Sorry, cellphone: Why landlines still rock

Some old tech is still good tech. Consider the telephone, which was invented back in 1876.

Certainly cell phones, Internet calling, texting and other forms of digital communication are more flexible and more efficient, but the plain old telephone service (POTS) has two major advantages.

First and foremost is call quality. To put it nicely, cell phone call quality stinks. And it stinks on every carrier, everywhere. Scratchy, choppy, tinny audio is the price you pay for mobility (at least, that's their excuse). Land line calls are still far superior when it comes to being able to actually hear what someone is saying and who is saying it.

Roughly 64 percent of American homes still retain a land line phone.

Second, storms and power outages often knock out digital communications more quickly than you can say "World Wide Web," while analog phones plugged into land lines are often untouched. During the Great Northeast Blackout nearly a decade ago, cell phones died and Internet calling failed. There was no TV, no Web, and no news. I found out what was going on because a friend called me from Los Angeles--on my land line analog phone.

So people who keep land lines--and I'm obviously one of them--are not just stubborn Luddites willing to be overcharged for phone service (although we are being overcharged). And that's why roughly 64 percent of American homes still retain a land line phone.

Consequently, electronics companies haven't abandoned land line phones either, developing more flexible and full-featured phones for those of us still clutching a POTS handset. The latest models from companies like Panasonic, AT&T, and V-Tech use a standard called DECT 6.0 for adding wireless handsets in the home. These models deliver clearer audio, and even let you feed an incoming cell phone call through to a home handset. This is a particularly convenient option if the base station is positioned at place in the home that receives a good cell signal, which can then be passed though to a DECT handset anywhere else in the house where cell service may be patchy at best.

Panasonic's latest DECT 6.0 models include the $110 KX-TG7872, which comes with a base station and cordless handset, plus one remote handset. In addition to the usual array of features, including an answering machine, intercom, and audio caller ID ("Call from wireless caller 555-1212"), there's a slew of features to appeal to cell phone users.

To begin with, there's a USB port on the base station for charging your cell. You can also transfer thousands of contacts from your mobile phone to the home phone.

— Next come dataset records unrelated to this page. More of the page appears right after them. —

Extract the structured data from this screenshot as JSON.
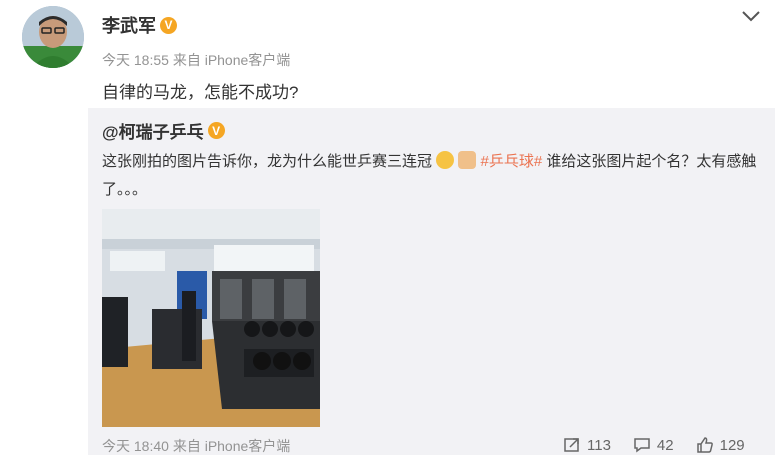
{
  "post": {
    "username": "李武军",
    "verified_badge": "V",
    "meta": "今天 18:55 来自 iPhone客户端",
    "text": "自律的马龙，怎能不成功?"
  },
  "repost": {
    "author": "@柯瑞子乒乓",
    "verified_badge": "V",
    "text_before": "这张刚拍的图片告诉你，龙为什么能世乒赛三连冠",
    "hashtag": "#乒乓球#",
    "text_after": " 谁给这张图片起个名？太有感触了。。。",
    "meta": "今天 18:40 来自 iPhone客户端",
    "stats": {
      "repost_count": "113",
      "comment_count": "42",
      "like_count": "129"
    }
  },
  "icons": {
    "menu": "chevron-down-icon",
    "repost": "repost-icon",
    "comment": "comment-icon",
    "like": "like-icon"
  },
  "colors": {
    "accent_orange": "#eb7350",
    "badge": "#f5a623",
    "meta_gray": "#939393",
    "repost_bg": "#f2f2f5"
  }
}
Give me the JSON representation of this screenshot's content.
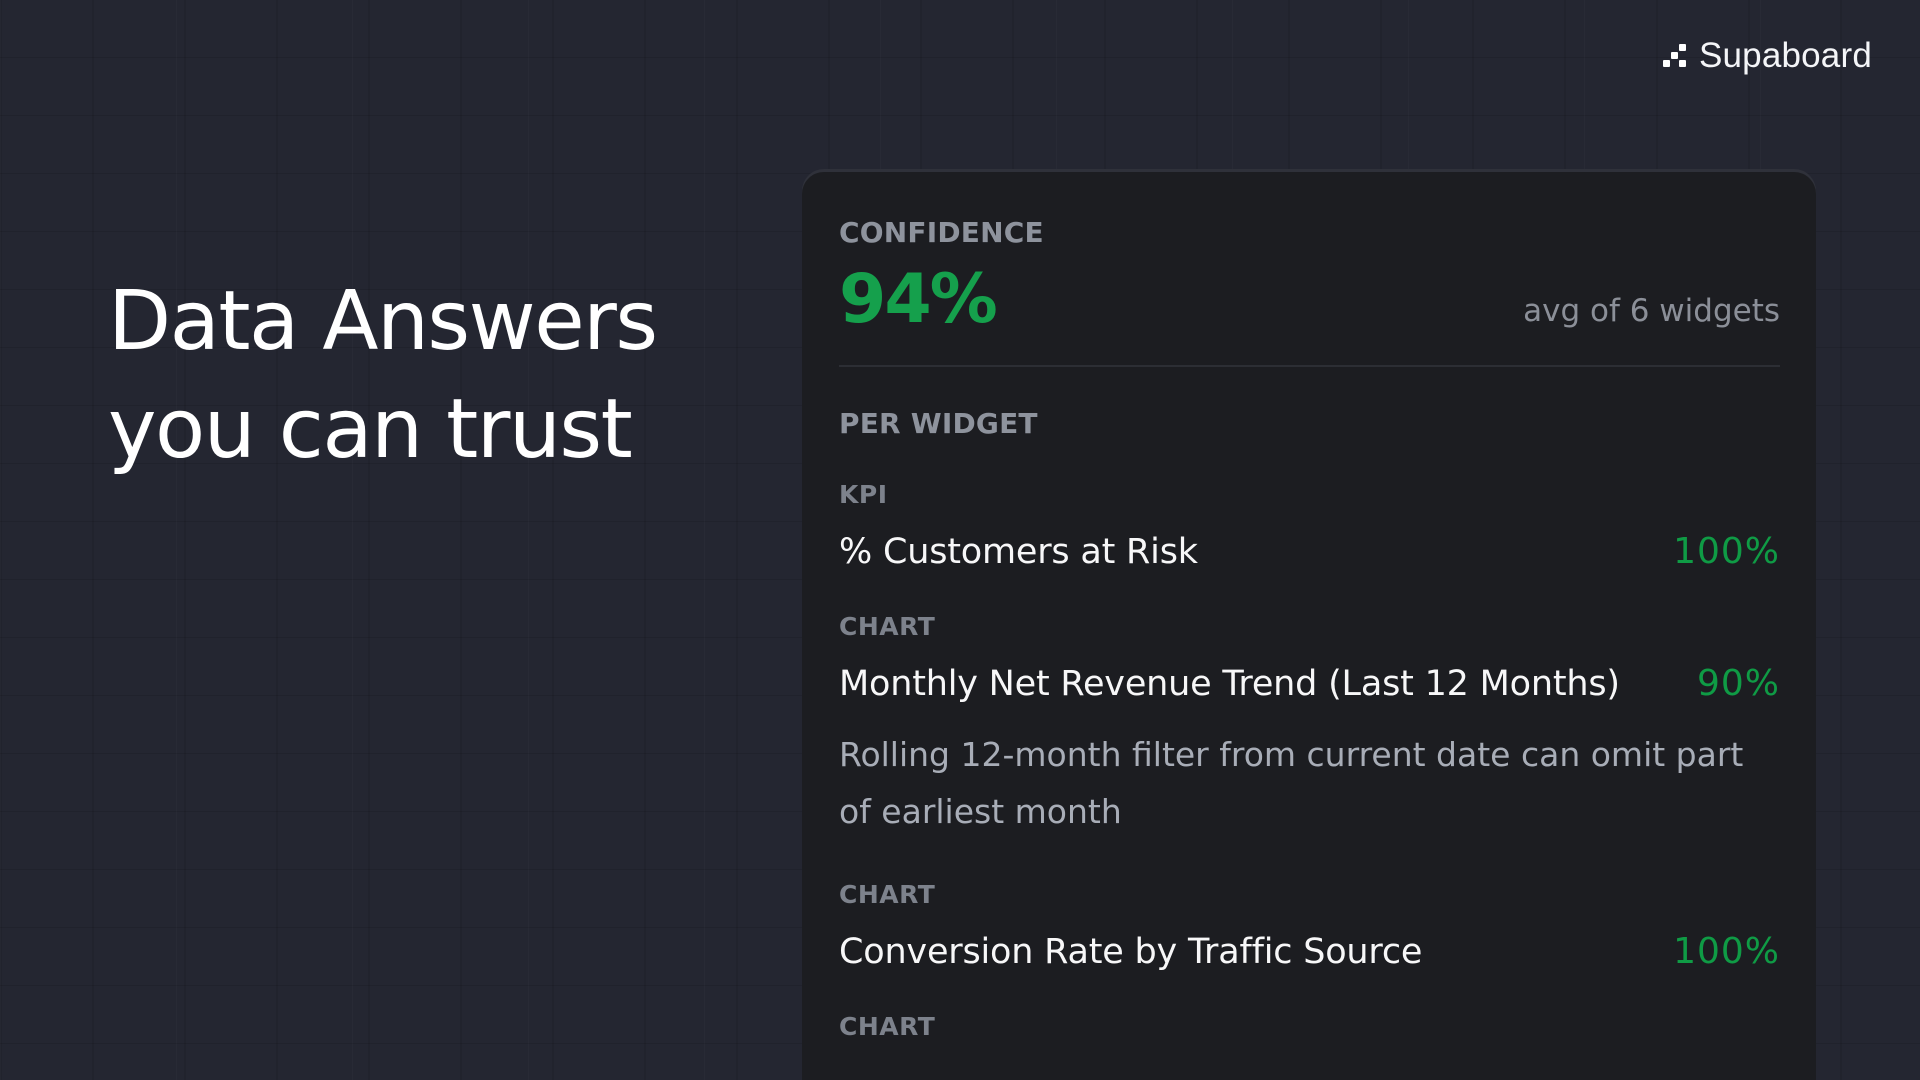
{
  "brand": {
    "name": "Supaboard",
    "logo_icon": "pixel-steps-icon"
  },
  "headline": {
    "line1": "Data Answers",
    "line2": "you can trust"
  },
  "confidence": {
    "title": "CONFIDENCE",
    "value": "94%",
    "note": "avg of 6 widgets"
  },
  "per_widget": {
    "title": "PER WIDGET",
    "widgets": [
      {
        "type": "KPI",
        "name": "% Customers at Risk",
        "score": "100%",
        "note": ""
      },
      {
        "type": "CHART",
        "name": "Monthly Net Revenue Trend (Last 12 Months)",
        "score": "90%",
        "note": "Rolling 12-month filter from current date can omit part of earliest month"
      },
      {
        "type": "CHART",
        "name": "Conversion Rate by Traffic Source",
        "score": "100%",
        "note": ""
      },
      {
        "type": "CHART",
        "name": "",
        "score": "",
        "note": ""
      }
    ]
  },
  "colors": {
    "background": "#242631",
    "panel": "#1c1d21",
    "success": "#15a04c"
  }
}
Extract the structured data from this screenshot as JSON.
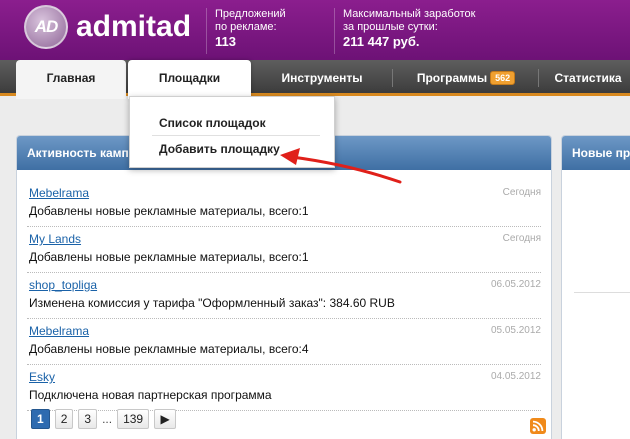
{
  "header": {
    "logo_badge": "AD",
    "logo_text": "admitad",
    "stat1_label_line1": "Предложений",
    "stat1_label_line2": "по рекламе:",
    "stat1_value": "113",
    "stat2_label_line1": "Максимальный заработок",
    "stat2_label_line2": "за прошлые сутки:",
    "stat2_value": "211 447 руб."
  },
  "nav": {
    "items": [
      {
        "label": "Главная"
      },
      {
        "label": "Площадки"
      },
      {
        "label": "Инструменты"
      },
      {
        "label": "Программы",
        "badge": "562"
      },
      {
        "label": "Статистика"
      }
    ]
  },
  "dropdown": {
    "items": [
      "Список площадок",
      "Добавить площадку"
    ]
  },
  "activity": {
    "title": "Активность кампа",
    "items": [
      {
        "link": "Mebelrama",
        "date": "Сегодня",
        "text": "Добавлены новые рекламные материалы, всего:1"
      },
      {
        "link": "My Lands",
        "date": "Сегодня",
        "text": "Добавлены новые рекламные материалы, всего:1"
      },
      {
        "link": "shop_topliga",
        "date": "06.05.2012",
        "text": "Изменена комиссия у тарифа \"Оформленный заказ\": 384.60 RUB"
      },
      {
        "link": "Mebelrama",
        "date": "05.05.2012",
        "text": "Добавлены новые рекламные материалы, всего:4"
      },
      {
        "link": "Esky",
        "date": "04.05.2012",
        "text": "Подключена новая партнерская программа"
      }
    ],
    "pager": {
      "pages": [
        "1",
        "2",
        "3"
      ],
      "dots": "...",
      "last": "139",
      "next": "▶"
    }
  },
  "right_panel": {
    "title": "Новые пр"
  },
  "colors": {
    "header_purple": "#7a1782",
    "nav_dark": "#4a4a4a",
    "nav_accent": "#d8891f",
    "panel_blue": "#3f6fa4",
    "link_blue": "#1a62a8",
    "arrow_red": "#e0201a"
  }
}
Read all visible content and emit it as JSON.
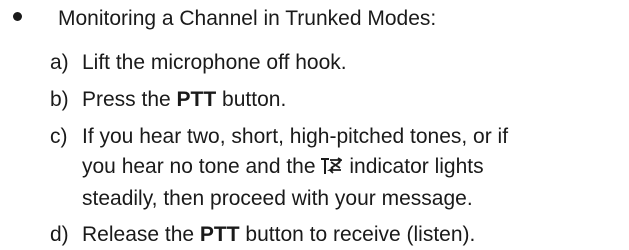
{
  "heading": "Monitoring a Channel in Trunked Modes:",
  "steps": {
    "a": {
      "marker": "a)",
      "text": "Lift the microphone off hook."
    },
    "b": {
      "marker": "b)",
      "pre": "Press the ",
      "bold": "PTT",
      "post": " button."
    },
    "c": {
      "marker": "c)",
      "line1": "If you hear two, short, high-pitched tones, or if",
      "line2_pre": "you hear no tone and the",
      "line2_post": " indicator lights",
      "line3": "steadily, then proceed with your message."
    },
    "d": {
      "marker": "d)",
      "pre": "Release the ",
      "bold": "PTT",
      "post": " button to receive (listen)."
    }
  },
  "icons": {
    "trunking_indicator": "trunking-signal-icon"
  },
  "colors": {
    "text": "#1a1a1a",
    "background": "#ffffff"
  }
}
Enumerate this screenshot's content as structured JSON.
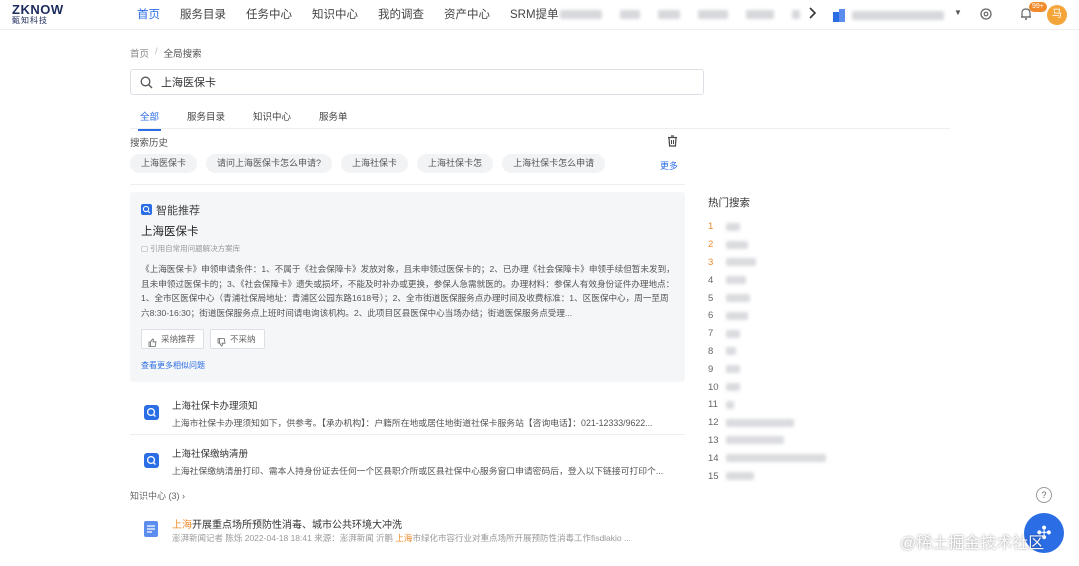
{
  "logo": {
    "main": "ZKNOW",
    "sub": "甄知科技"
  },
  "nav": {
    "items": [
      "首页",
      "服务目录",
      "任务中心",
      "知识中心",
      "我的调查",
      "资产中心",
      "SRM提单"
    ],
    "active_index": 0,
    "notification_badge": "99+",
    "avatar_text": "马"
  },
  "breadcrumb": {
    "home": "首页",
    "separator": "/",
    "current": "全局搜索"
  },
  "search": {
    "value": "上海医保卡"
  },
  "tabs": [
    "全部",
    "服务目录",
    "知识中心",
    "服务单"
  ],
  "history": {
    "title": "搜索历史",
    "chips": [
      "上海医保卡",
      "请问上海医保卡怎么申请?",
      "上海社保卡",
      "上海社保卡怎",
      "上海社保卡怎么申请"
    ],
    "more": "更多"
  },
  "recommendation": {
    "label": "智能推荐",
    "title": "上海医保卡",
    "source": "引用自常用问题解决方案库",
    "body": "《上海医保卡》申领申请条件：1、不属于《社会保障卡》发放对象，且未申领过医保卡的；2、已办理《社会保障卡》申领手续但暂未发到，且未申领过医保卡的；3、《社会保障卡》遗失或损坏，不能及时补办或更换，参保人急需就医的。办理材料：参保人有效身份证件办理地点：1、全市区医保中心（青浦社保局地址：青浦区公园东路1618号）；2、全市街道医保服务点办理时间及收费标准：1、区医保中心，周一至周六8:30-16:30；街道医保服务点上班时间请电询该机构。2、此项目区县医保中心当场办结；街道医保服务点受理...",
    "adopt": "采纳推荐",
    "reject": "不采纳",
    "more_link": "查看更多相似问题"
  },
  "results": [
    {
      "title": "上海社保卡办理须知",
      "desc": "上海市社保卡办理须知如下，供参考。【承办机构】：户籍所在地或居住地街道社保卡服务站【咨询电话】：021-12333/9622..."
    },
    {
      "title": "上海社保缴纳清册",
      "desc": "上海社保缴纳清册打印、需本人持身份证去任何一个区县职介所或区县社保中心服务窗口申请密码后，登入以下链接可打印个..."
    }
  ],
  "knowledge_center": {
    "label": "知识中心 (3)",
    "arrow": "›"
  },
  "article": {
    "title_hl": "上海",
    "title_rest": "开展重点场所预防性消毒、城市公共环境大冲洗",
    "meta_prefix": "澎湃新闻记者 陈烁 2022-04-18 18:41 来源：澎湃新闻 沂鹏 ",
    "meta_hl": "上海",
    "meta_rest": "市绿化市容行业对重点场所开展预防性消毒工作fisdlakio ..."
  },
  "hot": {
    "title": "热门搜索",
    "ranks": [
      "1",
      "2",
      "3",
      "4",
      "5",
      "6",
      "7",
      "8",
      "9",
      "10",
      "11",
      "12",
      "13",
      "14",
      "15"
    ]
  },
  "floating": {
    "help": "?",
    "main": "✣"
  },
  "watermark": "@稀土掘金技术社区",
  "colors": {
    "accent": "#2b6de5",
    "highlight": "#f08a2a"
  }
}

Alerts will apprise you of text messages on your cell phone, and you can transfer those snazzy, ain't-I--cool iPhone ringtones from the cell to the base station to distinguish incoming mobile calls from regular home line calls.

When you're not at home, the Panasonic DECT 6.0 model can be set to call your smart phone when someone leaves a message on your land line. You can then play back the message.

AT&T's CLP99383 offers similar features, plus an additional handset for $120. There's the ability to charge your mobile phone, and alerts for incoming Android messages--including calendar reminder alerts--plus the cell phone relay feature. Like the Panasonic model, you can pair two different cell phones to the base station, as well as play iPhone ringtones and download thousands of contacts.

In all, the newest DECT 6.0 models should appeal to those cautious individuals who want to keep their land line, while acknowledging that they use their cell phones more often. Two caveats should be noted, however.

First, in spite of the DECT 6.0 designation different handsets from different manufacturers will not work together. So if you buy the AT&T model, for example, and later decide you need a fourth handset (you've got a really big house; the system can handle up to 12 handsets), you'll need to buy it from AT&T. A Panasonic DECT 6.0 handset won't work.

Second, these phones still require electricity. Panasonic says its backup battery will keep the line alive for a couple of hours, but for an extended blackout like the 2003 Noreaster, you'll need a plain, no-electricity-needed analog phone. Proof that after more than 130 years, that old technology is still good for something.